I Know I'll Walk Out of Here Again

Taco Taco Burrito

I thought I was fine, but I'm starting to get sad again and it's driving me nuts! Why can't I just let go of this?

It's because all this childish crap never ends.

A couple of weeks ago, Jennifer was telling me about the catty girl behavior with which her daughter is already having to deal.

"Oh yeah. They start young," Marques told her.

"She's only eight!" Jennifer cried. Then all us girls gathered around to tell our tales of woe.

I remember being very "grown-up" even as kindergarten student. The claws started really coming out in first grade.

I don't remember dealing with a lot of it myself. I didn't enjoy it and would rather just play by myself than participate.

Every now and then, a girl reaches her limit.

Third grade had my limits peaking a lot. I snapped in very diva-like fasion, which was strange coming from a shy girl.

"Jessica! I have had it up to here with your bullshit!" I yelled in her face. I even punctuated the "here" I'd had it up to by flinging my hand far above my head.

Even worse, I got violent.

My friend Suzanne was all up in my face, making fun of me and wouldn't back off, so I slapped her. That got her to stop. That also got her to wail "Why would you do that to me???"

Much worse, it wasn't the last time I slapped her. But that was in sixth grade and going there would skip the great years.

The years where we were boys.

During my fourth and fifth grade years, most of us girls turned into total boys. At recess we threw off our coats and played football in the freezing cold. We got out our frustrations on the field. We were all right there in the fist-fights.

It got so violent that each class had to have some sort of group counseling sessions with our teachers.

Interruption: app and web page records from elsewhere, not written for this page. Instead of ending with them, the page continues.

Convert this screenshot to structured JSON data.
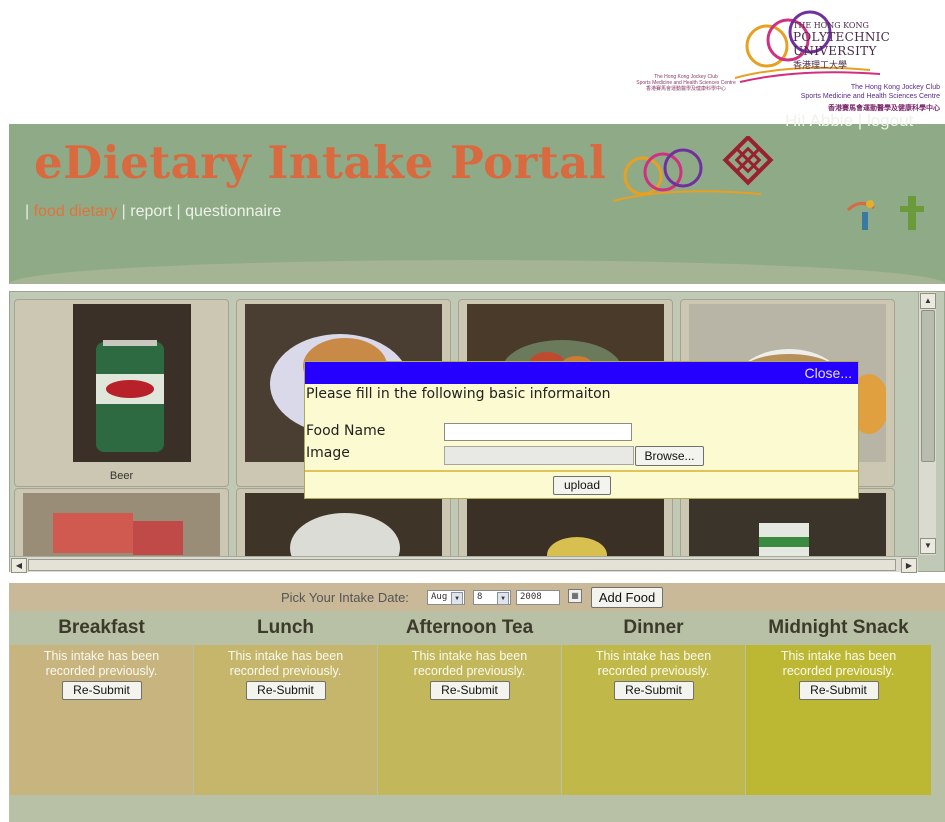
{
  "top_logo": {
    "line1": "The Hong Kong Jockey Club",
    "line2": "Sports Medicine and Health Sciences Centre",
    "line3": "香港賽馬會運動醫學及健康科學中心"
  },
  "header": {
    "title": "eDietary Intake Portal",
    "nav": [
      {
        "label": "food dietary",
        "active": true
      },
      {
        "label": "report",
        "active": false
      },
      {
        "label": "questionnaire",
        "active": false
      }
    ],
    "separator": "|",
    "polyu": {
      "line1": "THE HONG KONG",
      "line2": "POLYTECHNIC UNIVERSITY",
      "line3": "香港理工大學"
    },
    "hkjc_small": {
      "line1": "The Hong Kong Jockey Club",
      "line2": "Sports Medicine and Health Sciences Centre",
      "line3": "香港賽馬會運動醫學及健康科學中心"
    },
    "greeting": "Hi! Abbie",
    "logout": "logout"
  },
  "gallery": {
    "items": [
      {
        "label": "Beer"
      }
    ]
  },
  "modal": {
    "close_label": "Close...",
    "message": "Please fill in the following basic informaiton",
    "food_name_label": "Food Name",
    "food_name_value": "",
    "image_label": "Image",
    "browse_label": "Browse...",
    "upload_label": "upload"
  },
  "date_picker": {
    "label": "Pick Your Intake Date:",
    "month": "Aug",
    "day": "8",
    "year": "2008",
    "add_food_label": "Add Food"
  },
  "meals": [
    {
      "name": "Breakfast",
      "status_line1": "This intake has been",
      "status_line2": "recorded previously.",
      "button": "Re-Submit",
      "color": "#c8b47e"
    },
    {
      "name": "Lunch",
      "status_line1": "This intake has been",
      "status_line2": "recorded previously.",
      "button": "Re-Submit",
      "color": "#c5b66b"
    },
    {
      "name": "Afternoon Tea",
      "status_line1": "This intake has been",
      "status_line2": "recorded previously.",
      "button": "Re-Submit",
      "color": "#c2b75a"
    },
    {
      "name": "Dinner",
      "status_line1": "This intake has been",
      "status_line2": "recorded previously.",
      "button": "Re-Submit",
      "color": "#c0b848"
    },
    {
      "name": "Midnight Snack",
      "status_line1": "This intake has been",
      "status_line2": "recorded previously.",
      "button": "Re-Submit",
      "color": "#bdb833"
    }
  ],
  "colors": {
    "header_green": "#8faa86",
    "title_orange": "#d9693e",
    "modal_bar_blue": "#2600ff",
    "modal_bg": "#fbfad0"
  },
  "icons": [
    "hkjc-rings-logo",
    "polyu-logo",
    "calendar-icon",
    "scroll-up-arrow",
    "scroll-down-arrow",
    "scroll-left-arrow",
    "scroll-right-arrow"
  ]
}
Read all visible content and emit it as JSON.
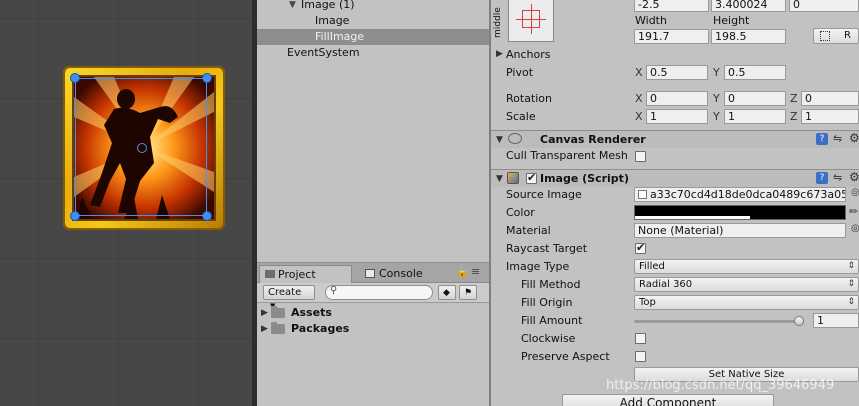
{
  "hierarchy": {
    "items": [
      {
        "label": "Image (1)"
      },
      {
        "label": "Image"
      },
      {
        "label": "FillImage"
      },
      {
        "label": "EventSystem"
      }
    ]
  },
  "project": {
    "tabs": [
      {
        "label": "Project"
      },
      {
        "label": "Console"
      }
    ],
    "create_label": "Create",
    "folders": [
      {
        "label": "Assets"
      },
      {
        "label": "Packages"
      }
    ]
  },
  "rect_transform": {
    "anchor_preset": "middle",
    "top_values": [
      "-2.5",
      "3.400024",
      "0"
    ],
    "width_label": "Width",
    "height_label": "Height",
    "width": "191.7",
    "height": "198.5",
    "anchors_label": "Anchors",
    "pivot_label": "Pivot",
    "pivot_x": "0.5",
    "pivot_y": "0.5",
    "rotation_label": "Rotation",
    "rotation": [
      "0",
      "0",
      "0"
    ],
    "scale_label": "Scale",
    "scale": [
      "1",
      "1",
      "1"
    ],
    "axis_x": "X",
    "axis_y": "Y",
    "axis_z": "Z"
  },
  "canvas_renderer": {
    "title": "Canvas Renderer",
    "cull_label": "Cull Transparent Mesh"
  },
  "image_script": {
    "title": "Image (Script)",
    "source_image_label": "Source Image",
    "source_image_value": "a33c70cd4d18de0dca0489c673a05",
    "color_label": "Color",
    "material_label": "Material",
    "material_value": "None (Material)",
    "raycast_label": "Raycast Target",
    "image_type_label": "Image Type",
    "image_type_value": "Filled",
    "fill_method_label": "Fill Method",
    "fill_method_value": "Radial 360",
    "fill_origin_label": "Fill Origin",
    "fill_origin_value": "Top",
    "fill_amount_label": "Fill Amount",
    "fill_amount_value": "1",
    "fill_amount_fraction": 1,
    "clockwise_label": "Clockwise",
    "preserve_label": "Preserve Aspect",
    "native_size_label": "Set Native Size",
    "add_component_label": "Add Component"
  },
  "watermark": "https://blog.csdn.net/qq_39646949",
  "colors": {
    "selection": "#8e8e8e",
    "handle": "#3f8ef5",
    "frame_gold": "#f3c919",
    "inspector_bg": "#c2c2c2"
  }
}
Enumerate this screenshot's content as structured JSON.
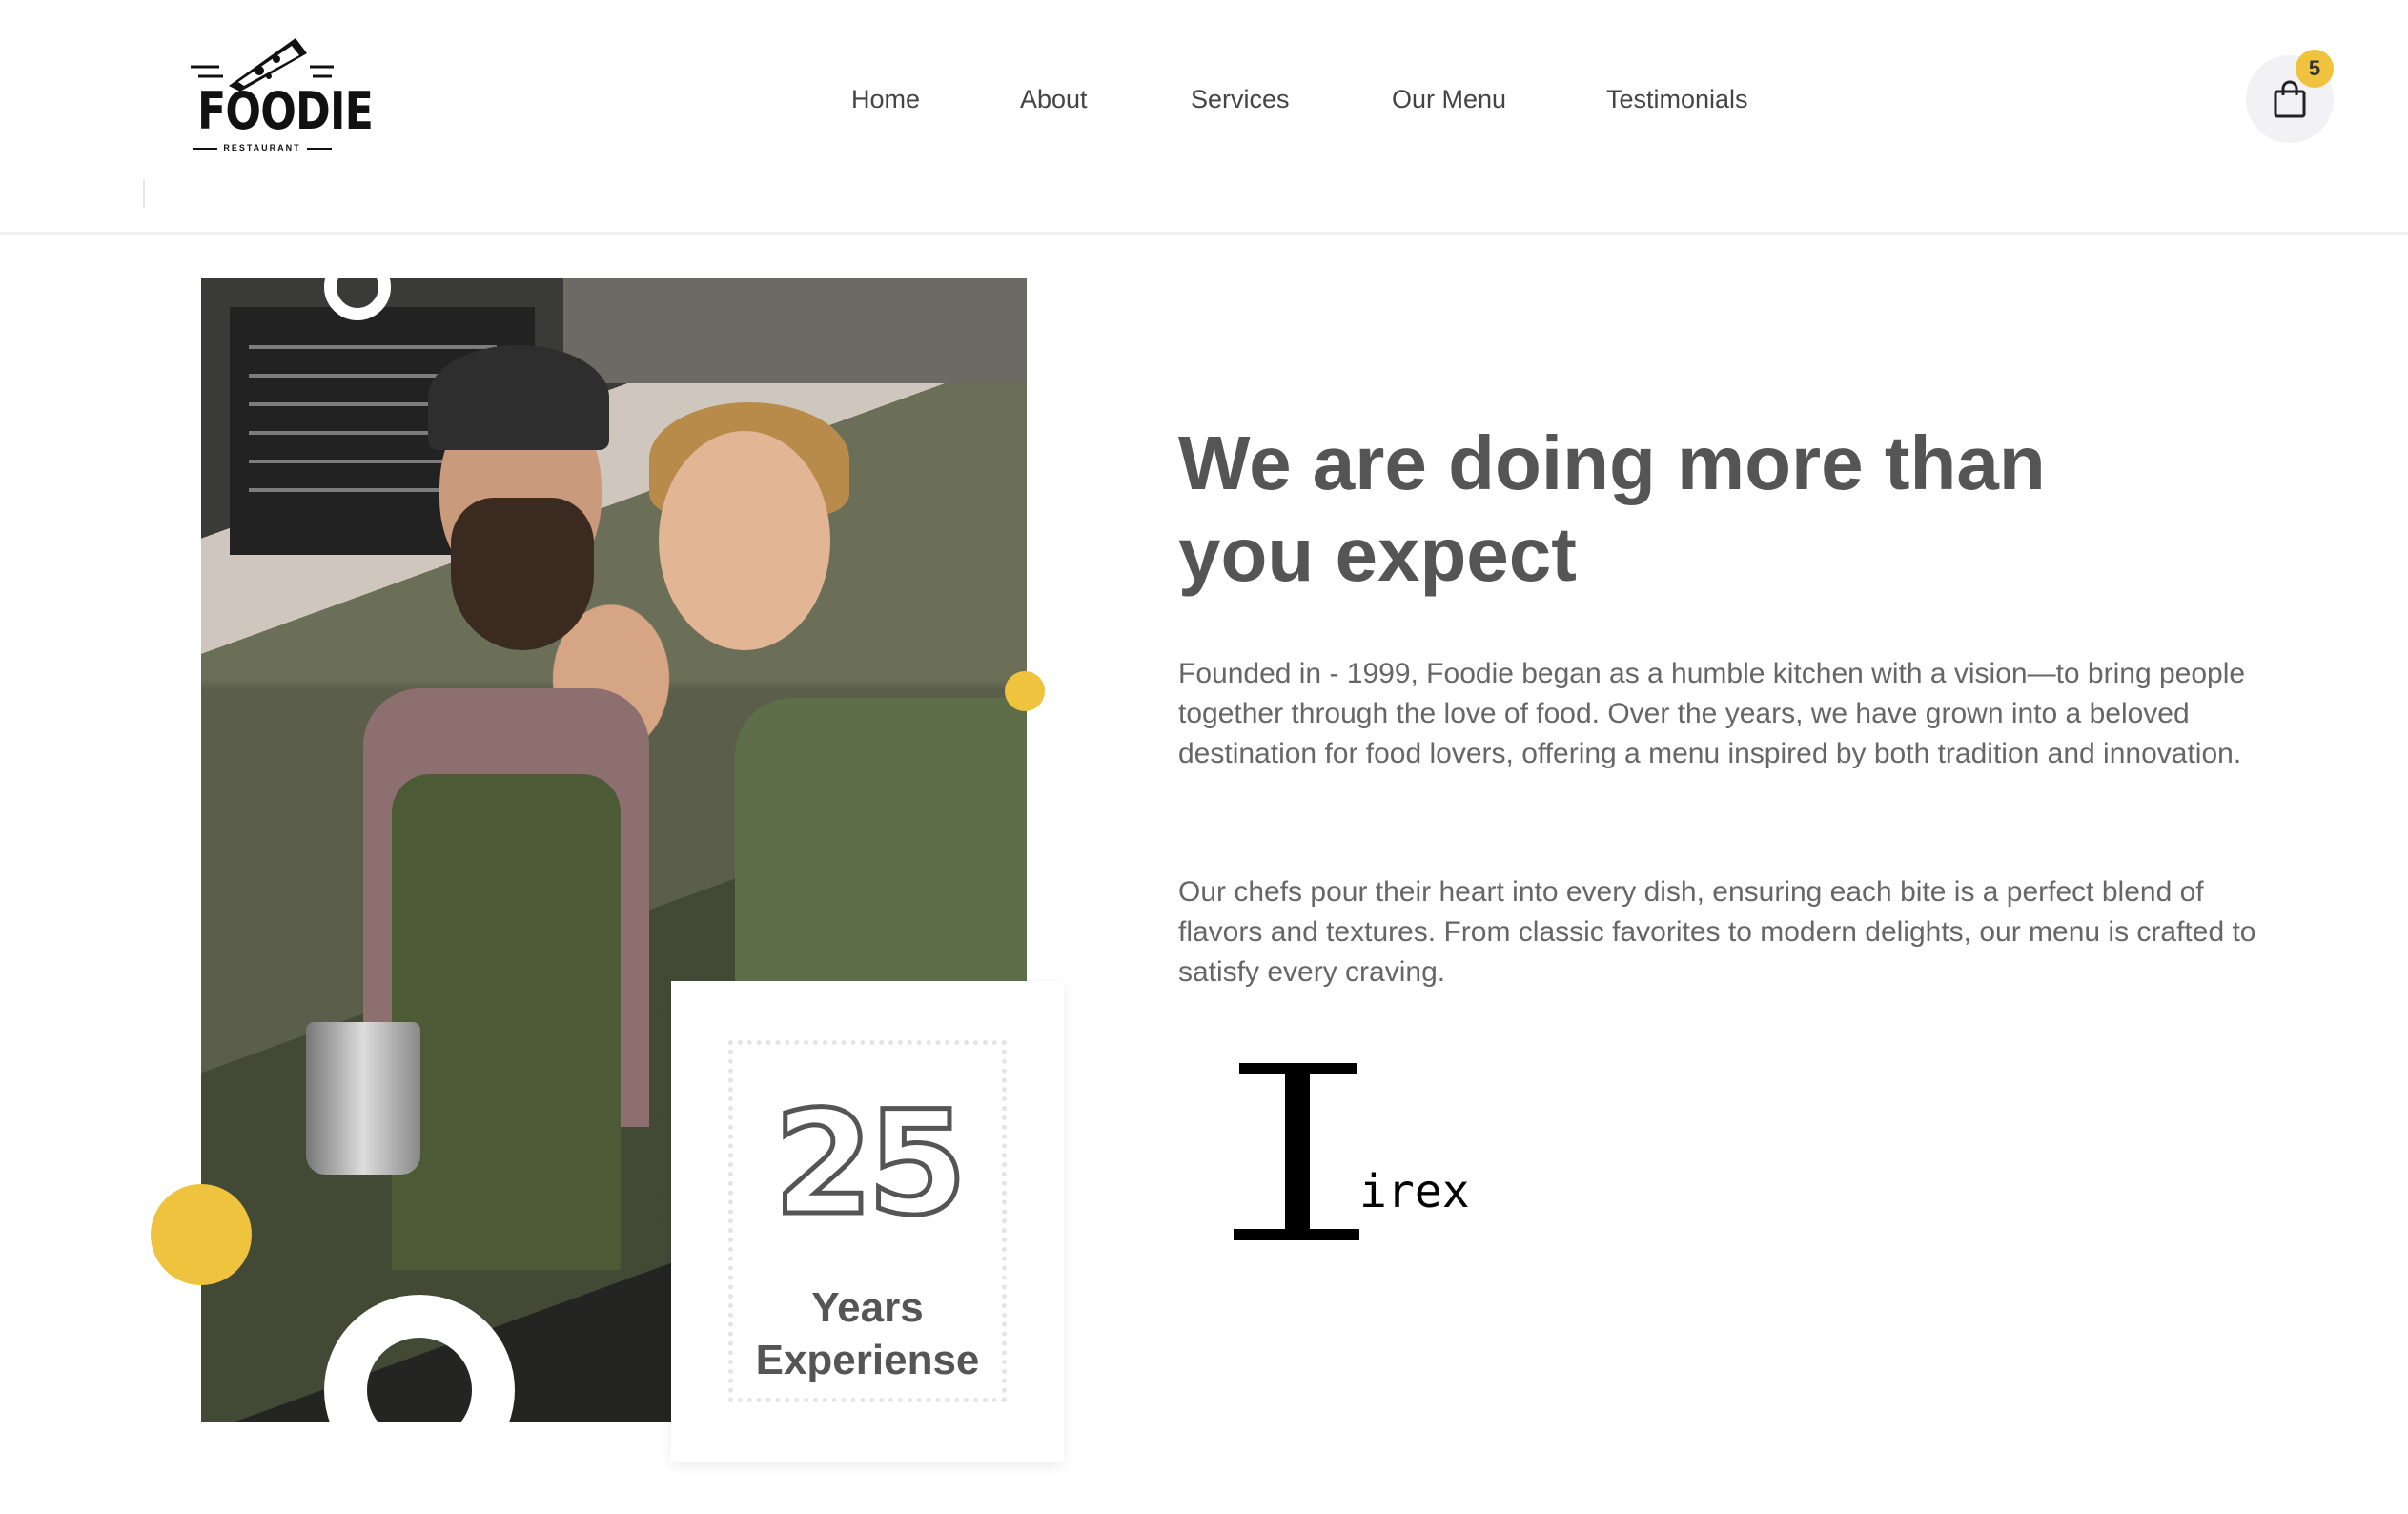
{
  "header": {
    "logo_text": "FOODIE",
    "logo_subtext": "RESTAURANT",
    "nav": [
      {
        "label": "Home"
      },
      {
        "label": "About"
      },
      {
        "label": "Services"
      },
      {
        "label": "Our Menu"
      },
      {
        "label": "Testimonials"
      }
    ],
    "cart_count": "5",
    "cart_icon": "shopping-bag-icon"
  },
  "about": {
    "heading_line1": "We are doing more than",
    "heading_line2": "you expect",
    "paragraph1": "Founded in - 1999, Foodie began as a humble kitchen with a vision—to bring people together through the love of food. Over the years, we have grown into a beloved destination for food lovers, offering a menu inspired by both tradition and innovation.",
    "paragraph2": "Our chefs pour their heart into every dish, ensuring each bite is a perfect blend of flavors and textures. From classic favorites to modern delights, our menu is crafted to satisfy every craving.",
    "experience_number": "25",
    "experience_label_line1": "Years",
    "experience_label_line2": "Experiense",
    "signature_text": "irex"
  },
  "colors": {
    "accent": "#efc33d",
    "text": "#555555",
    "background": "#ffffff"
  }
}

Outside of school, I was apparently oblivious to the catty stuff.

I always thought the girl across the street, Cassie, and I were like sisters. Everyone even thought we looked alike. We both had long hair that my mom painstakingly braided into cornrows so we could do a Milli Vanilli lip synch. Yes I am that old.

It wasn't until just a few years ago that I found out I had been the victim of several counts of ill-will.

My mom told me about a time when I was playing outside with my brother. Suzanne and Cassie emerged from Cassie's house and started laughing and playing.

That night, Suzanne felt guilty and confessed to her mother that she and Cassie had gone outside and purposefully been extra loud in an effort to get me to feel jealous.

I guess it didn't work so well.

Then sixth grade came along. The worst of all the years.

In sixth grade, I had twelve best friends! You know how girls are. We're too afraid of hurting someone's feelings, or worse, of not being cool, so we don't want to deem just one person our best friend.

The reality is, probably only a few are your good friends. In my case, I had three close friends.

Cassie had moved back to California, so she wasn't in the picture anymore. Now, my most frequent playmates were Suzanne, Ashlee and Apryl.

Let me try to explain how this circle of friends worked. Every week, there was a different outcast.

I tended not to go about things the way they did, so I never really knew why one or both were mad at the other, but there was always one girl getting the silent treatment.

One day, I got my lunch and sat at our table. I started jabber-jawing away only to realize I was finally the victim.

"Are you kidding me?" I bellowed, getting up from the table. "You can kiss my ass, because I'm not playing this game!"

It got so bad that they all ended up hating each other and complaining to me about it. Miss Fraser, our fed-up teacher, sent us to the school counselor.

I was mortified. How could I have ended up in here when I hadn't done anything?

Mr. Cromwell kept asking us stupid questions, even though no one was responding. He would then look at me like he expected me to lead.

"I'm neutral," was my only response.

Then someone finally decided to break. "Quit saying you're neutral!" Ashlee exploded. "It's not some kind of a war!"

To me, though, it felt like some kind of war. I was in the middle and didn't want to say anything about anyone for fear of getting bombed with hatred myself.

The rest of my middle-school years were relatively calm. As was high school, really.

Most of the catty behavior I endured occured as a result of debate and forensics. Yeah. Totally nerdy.

I also remember the day our seating arrangements for The Singing Christmas Tree came out, I got the position of second from the top. A certain friend of mine didn't speak to me for about a week after that. Yeah. Still nerdy.

After that, things were okay until I went to KU. There were several small instances of malevolence.

The focus feature was the Lisa blowout. Someday, I'll try to figure out what all went down to put an end to our little family. But finding out how it really all began has hurt enough. Like, thinking Lisa and I started hanging out because we had common interests and then finding out all she ever wanted was to get close to Jackson. Ouch.

The rest of my life, until recently, has involved me laughing at others for being so immature. When my friends Cassie and Tonya managed to bungle their friendship, most of us attributed it to the fact that they were young.

We, as old foagies, could relate since we had been through similar stuff, but we were so over that stuff.

Or so I thought. My idea that all this cattiness goes away with age has been shattered as of late.

1 comment:

Casey said...

could you please spell check "foagie", I think the appropiate spelling is "fogey"